Thinking about that higher price point or you can have it at a lower price point and you could close the door if you are like, “My people will not pay a big price point. They will only pay so much amount of money to get the result that I'm offering here in this membership like yoga.” People aren't going to pay you $1,000 a month to access your yoga videos. They are not going to do that. They are definitely going to go to someone else. If you are providing all this one-on-one service, you can't have 1,000 people in there. You could close the door but that's not how you would scale a membership site. I want you to generate seven figures with your membership site. You are here to learn how to scale and make more money. Does your membership thrive off of that large community and figuring out a way if you have to have a low price point? How can you serve the masses? How can you modify your community to be able to serve the masses? Maybe that's hiring more support to help you or not offering one-on-one care.

I have seen a podcasting community where you can get exclusive access to the special community for collaboration. This is going to be much more desirable for someone if there are 10,000 people versus 10 people in there because it's all about collaboration and exposure. Therefore, it would make sense for it to be priced lower at $10 or $15 a month versus $100 a month, which would decrease the number of people joining but they want the masses. That model of going for $10,000 a month, lower price point, more people would work better in that scenario.

Hire more support to serve the masses.
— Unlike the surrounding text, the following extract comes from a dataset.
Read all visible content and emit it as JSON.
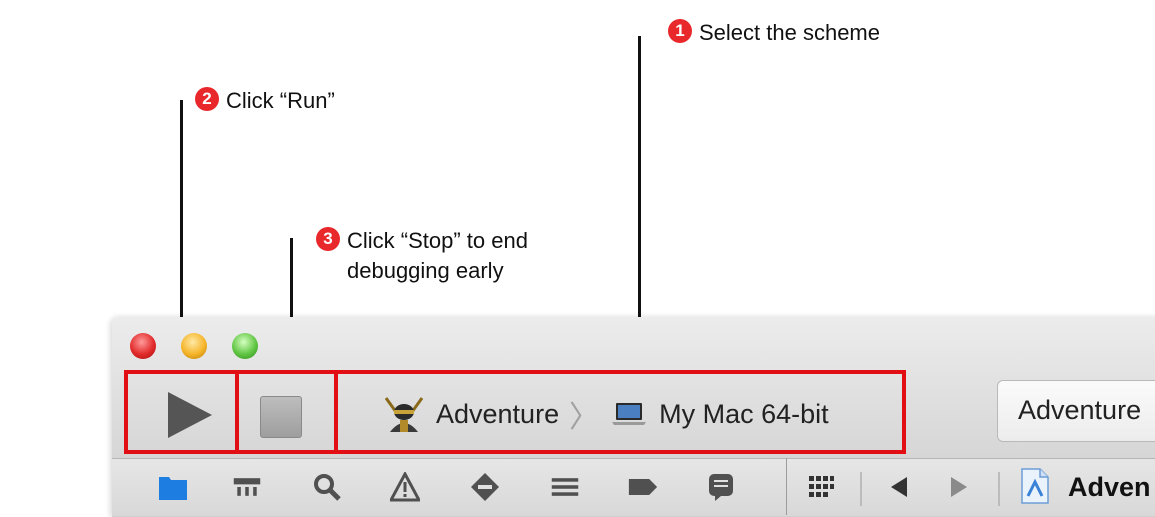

I hope this is all making sense to you. I hope it's getting your wheels turning about your membership. I hope that you are now thinking about your membership and asking yourself these questions, “Would it work better with fewer people or more people? Where are they at in their journey? What are the spending habits of my person?” We covered these three things. Number one was, where's your customer in their journey? Two, do I have any competitors in your industry? Using that to try and help you figure out a starting point for your pricing and considering everything else. Does your membership work better if there are more members or fewer? Once you decide that, you can also determine what you are offering in your membership to make sure that you are able to present it in a way that you want.

There are some other things to consider other than these three things but this is going to get you started. It's going to get you off in the right direction. If you are looking for ongoing support to scale your membership, you can certainly join the waitlist for my coaching membership where you get more exclusive access to me. I offer monthly training, Q&A calls to help you with course and membership to scale to multi 6 and 7 figures, which include a community to collaborate with and learn from. If you are reading and as I teach, it's creating more questions and you are thinking, “I wish I could ask Krissy this question or tell her this scenario.” You can go to,, hop on that waitlist so you get the first email to let you know when the doors are open. They don't stay open for very long. You will be in the know for that.

If you are getting started in this space, you can download my free guide to turn your knowledge into a profit. It's a worksheet and a guide to help you figure out how you can take that knowledge in your head, turn it into passive income, whether it's a course or a membership site and help you start generating $1,000 a month of passive income with less than 30 minutes a day. Go to to grab that guide. If you found this information helpful, please let me know in the comments on YouTube or shoot me a DM over on Instagram, @TheKrissyChin. I love to know that you are reading and of course, hit that subscribe button so you are notified when the next episode is. I appreciate you so much for tuning in and I will see you on the show.

Important Links:

Browse More Podcast Episodes!


Check out our most popular Masterclass!

How to build a wildly profitable website without knowing a thing about tech. 

Catch the replay for free until April 17th!

We hate SPAM. We will never sell your information, for any reason.